What do you guys make of this?

That is a fault in the manufacturing of the switch and not the fault of flight school or Cessna

The switch was not made by cessna as matter of fact it is made by a vendor who supplies the same FAA approved switches to several aircraft manufacturers. It was defective and you were the lucky one who had this happen to. But look at the bright things like this only happen on the ground.

Is the ignition tumbler lock supposed to pop out on a Cessna 172?

December 29, 2008

It was my first time to fly a small airplane. The flight instructor told me to turn it off and take out the key for a moment to let the starter cool off and let the avgas evaporate. "Hung Start". The tumbler for the magneto switch/lock came out when I pulled the key out! The instructor then fumbled with it to put it back in and we were able to do the half hour flight. Is that part supposed to come out so easily? What holds it in? Is it safe? Is that airworthy? Needless to say I don't feel very confident about Cesnnas after this experience. It was a 1990's model too with the 180 hp fuel injection. So it was not that old. My car is older then that airplane. I don't think that flight training school is maintaining their airplanes very well. On the other hand, if that's the case, I would think the FAA would shut them down because they inspect everything.

What do you guys make of this?

That is a fault in the manufacturing of the switch and not the fault of flight school or Cessna

The switch was not made by cessna as matter of fact it is made by a vendor who supplies the same FAA approved switches to several aircraft manufacturers.
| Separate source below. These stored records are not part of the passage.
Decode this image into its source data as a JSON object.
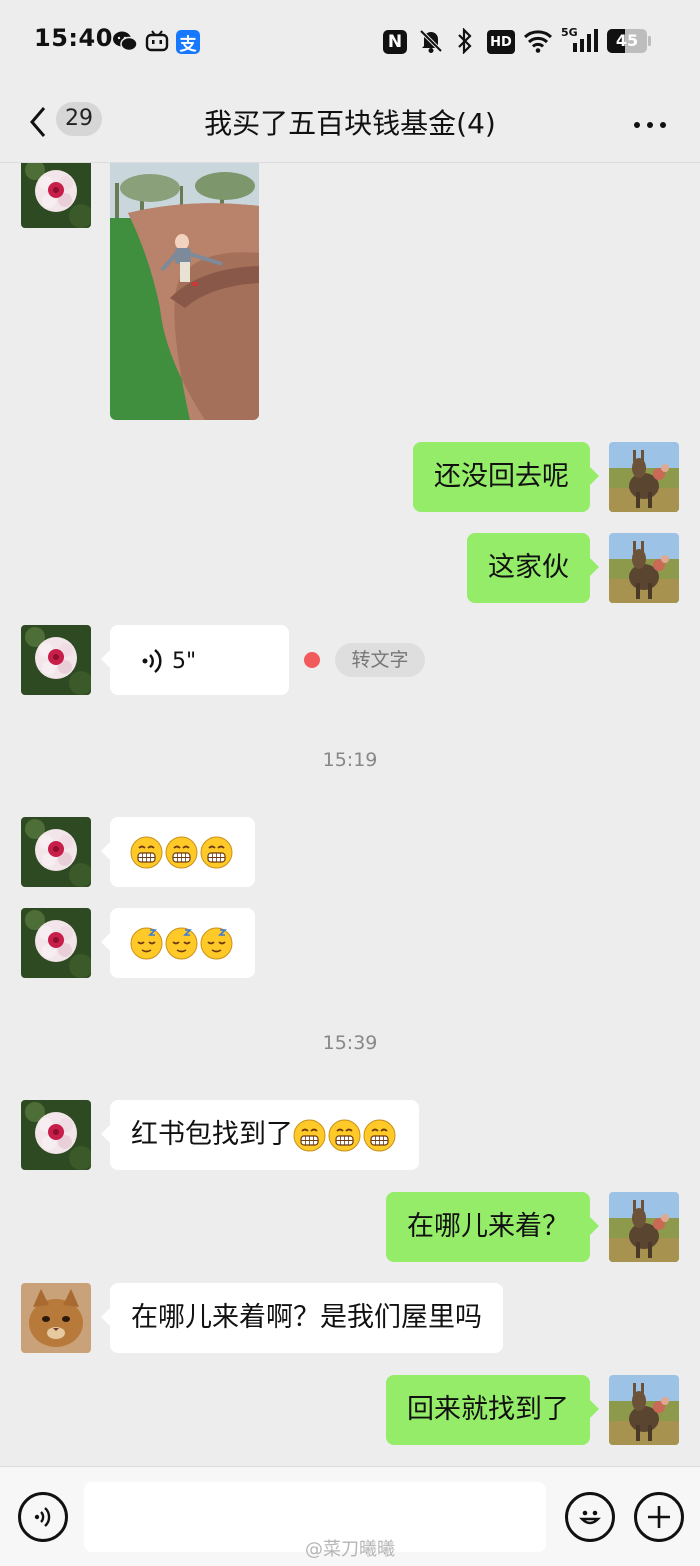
{
  "status_bar": {
    "time": "15:40",
    "battery": "45",
    "network": "5G",
    "hd": "HD",
    "nfc": "N",
    "alipay": "支",
    "icons": [
      "wechat-icon",
      "bilibili-icon",
      "alipay-icon",
      "nfc-icon",
      "mute-bell-icon",
      "bluetooth-icon",
      "hd-icon",
      "wifi-icon",
      "signal-icon",
      "battery-icon"
    ]
  },
  "header": {
    "unread_count": "29",
    "title": "我买了五百块钱基金(4)",
    "back_icon": "back-chevron-icon",
    "more_icon": "more-dots-icon"
  },
  "messages": {
    "m_image": {
      "kind": "image",
      "side": "left",
      "sender_avatar": "flower"
    },
    "m1": {
      "text": "还没回去呢",
      "side": "right"
    },
    "m2": {
      "text": "这家伙",
      "side": "right"
    },
    "m_voice": {
      "duration": "5\"",
      "transcribe_label": "转文字",
      "side": "left"
    },
    "time1": "15:19",
    "m_emoji1": {
      "emojis": [
        "grin",
        "grin",
        "grin"
      ],
      "side": "left"
    },
    "m_emoji2": {
      "emojis": [
        "sleepy",
        "sleepy",
        "sleepy"
      ],
      "side": "left"
    },
    "time2": "15:39",
    "m3": {
      "text": "红书包找到了",
      "emojis": [
        "grin",
        "grin",
        "grin"
      ],
      "side": "left"
    },
    "m4": {
      "text": "在哪儿来着？",
      "side": "right"
    },
    "m5": {
      "text": "在哪儿来着啊？是我们屋里吗",
      "side": "left",
      "sender_avatar": "cat"
    },
    "m6": {
      "text": "回来就找到了",
      "side": "right"
    }
  },
  "input_bar": {
    "voice_icon": "voice-input-icon",
    "emoji_icon": "emoji-icon",
    "plus_icon": "plus-icon",
    "input_value": ""
  },
  "watermark": "@菜刀曦曦",
  "colors": {
    "background": "#ededed",
    "outgoing_bubble": "#95ec69",
    "incoming_bubble": "#ffffff",
    "unread_dot": "#f15b5b",
    "alipay_blue": "#1677ff"
  }
}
It was defective and you were the lucky one who had this happen to. But look at the bright things like this only happen on the ground.